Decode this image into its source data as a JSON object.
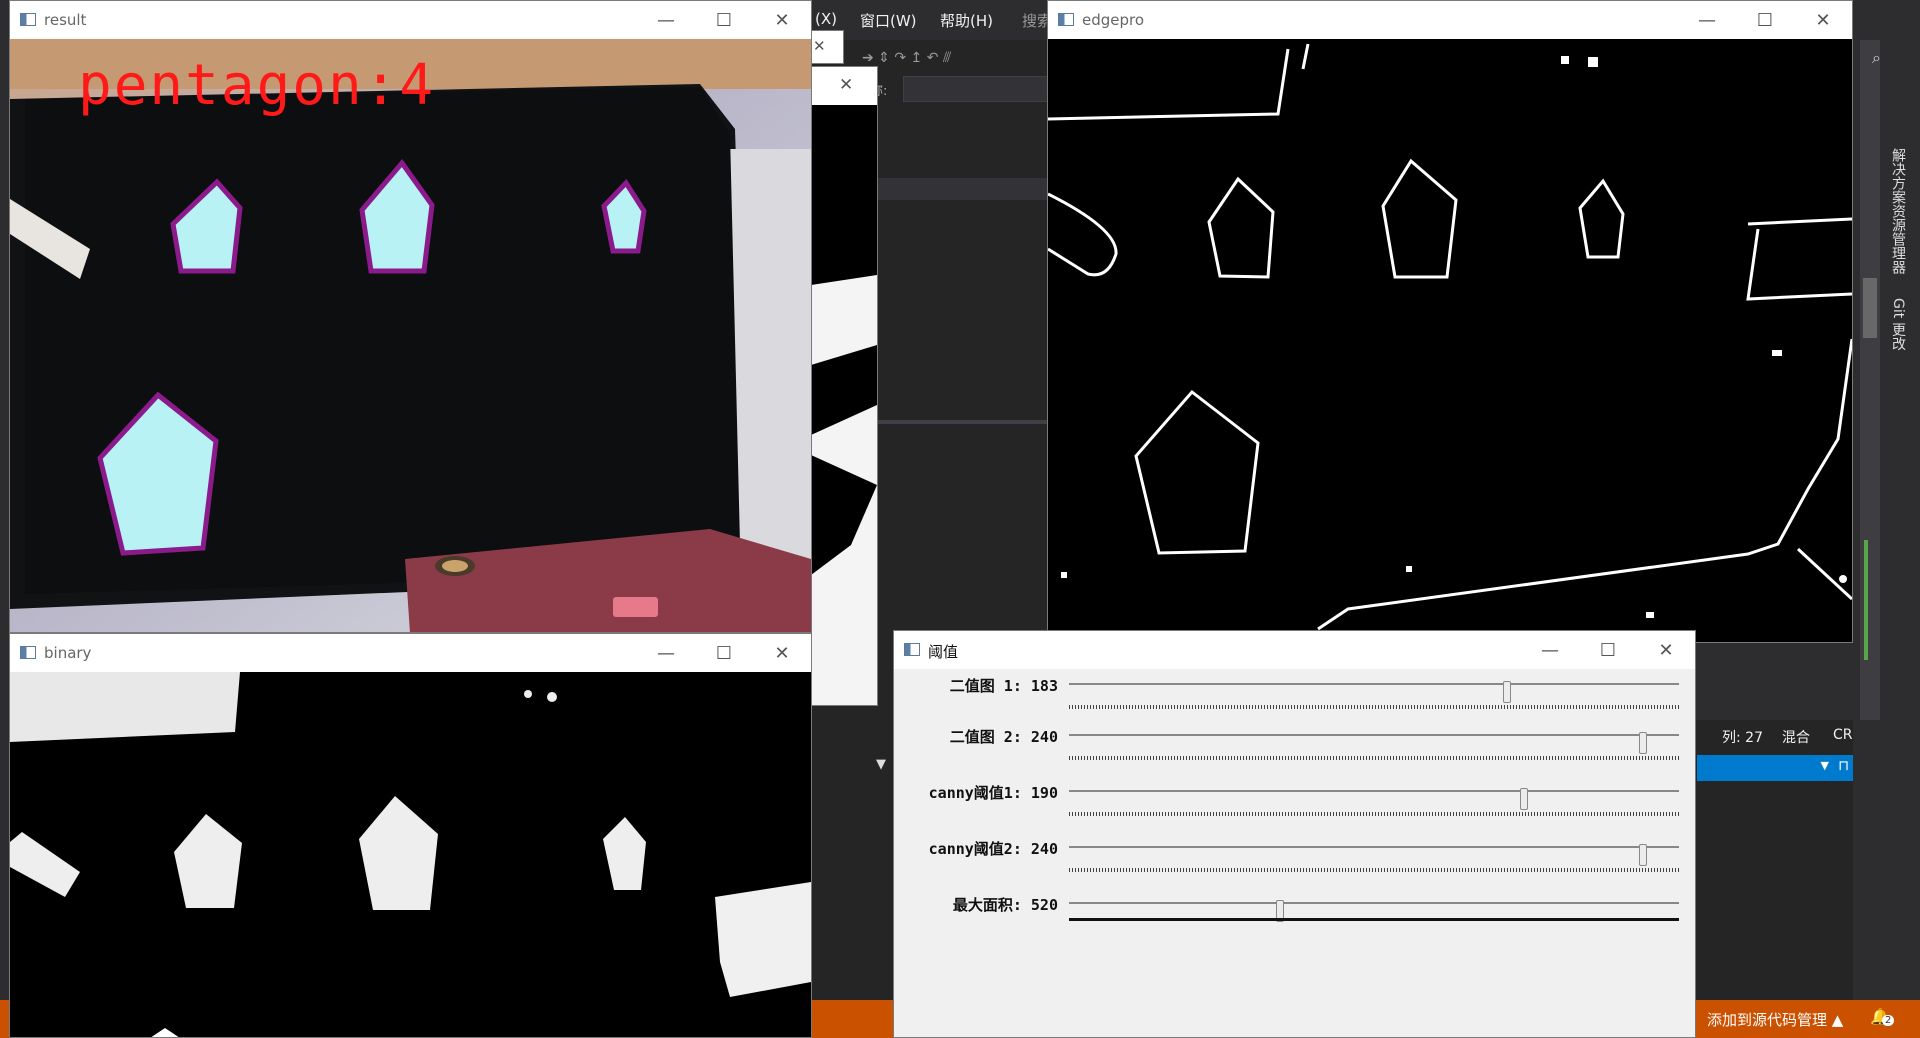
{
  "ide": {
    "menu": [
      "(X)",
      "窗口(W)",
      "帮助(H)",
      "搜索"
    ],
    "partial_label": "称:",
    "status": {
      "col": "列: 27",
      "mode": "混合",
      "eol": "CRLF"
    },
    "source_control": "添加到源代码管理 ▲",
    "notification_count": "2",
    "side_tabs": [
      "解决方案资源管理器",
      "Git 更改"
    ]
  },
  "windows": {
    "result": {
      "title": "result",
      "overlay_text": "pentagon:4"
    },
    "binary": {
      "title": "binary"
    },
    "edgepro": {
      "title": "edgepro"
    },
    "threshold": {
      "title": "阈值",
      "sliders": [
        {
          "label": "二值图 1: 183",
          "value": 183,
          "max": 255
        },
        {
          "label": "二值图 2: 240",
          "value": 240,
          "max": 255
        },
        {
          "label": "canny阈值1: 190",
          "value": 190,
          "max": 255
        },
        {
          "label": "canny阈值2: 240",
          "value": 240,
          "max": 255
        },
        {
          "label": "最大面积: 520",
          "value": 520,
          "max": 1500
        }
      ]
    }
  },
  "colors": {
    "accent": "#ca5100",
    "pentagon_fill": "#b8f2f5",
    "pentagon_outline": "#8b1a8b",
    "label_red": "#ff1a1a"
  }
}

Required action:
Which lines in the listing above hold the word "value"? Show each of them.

Result of the task:
          "value": 183,
          "value": 240,
          "value": 190,
          "value": 240,
          "value": 520,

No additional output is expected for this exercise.